“We were together last weekend, including Mike Pinder, inducted into the Rock and Roll Hall of Fame. We played, and there were a few events and Q&As. It was a big deal, and for US fans it validated the music they loved … at last. I’m very pleased. It’s kind of a temple to all the stuff I ever loved.
“Ray (Thomas) sadly passed away earlier this year, and Tony Clark some time before. That brings things home. That’s why I’m doing it now. I’m going to sing while I can. I don’t know what the future holds. I haven’t any plans except to make new music. I’ll keep my little crew together – that suits me just fine.”
After eight solo LPs, do people need reminding you haven’t been idle since War of the Worlds?
“Fortunately, some people have been paying attention! I’ve never been a celeb. What’s important is I’ve done what I think’s right, prepared to make mistakes. The War of the Worlds – what a lucky break! Someone came for me to sign some papers and was listening to this demo Jeff sent. He said, ‘You ought to do that, mate. It’s perfect for you.’ I thought, ‘Why not’, went to meet Jeff, did Forever Autumn. They called me back later to do The Eve of the War.
“It was a great time, being on Top of the Pops, all that. I did the stage show from around 2006, going to Australia, New Zealand … then stepped aside. It’s a part for a younger man. That music will go on … and I get to do Forever Autumn in my solo show, which is always great.”
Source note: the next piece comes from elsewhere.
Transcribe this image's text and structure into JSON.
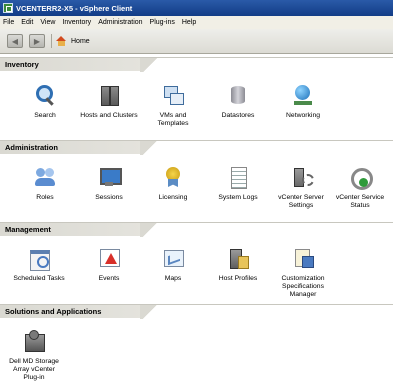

Justin Hayward’s In Concert tour calls at New Brighton Floral Pavilion (May 29, £37.50) and Stockport Plaza (June 1, £37.50), with tickets available via Ticketline.co.uk, Ticketmaster.co.uk, or the venues.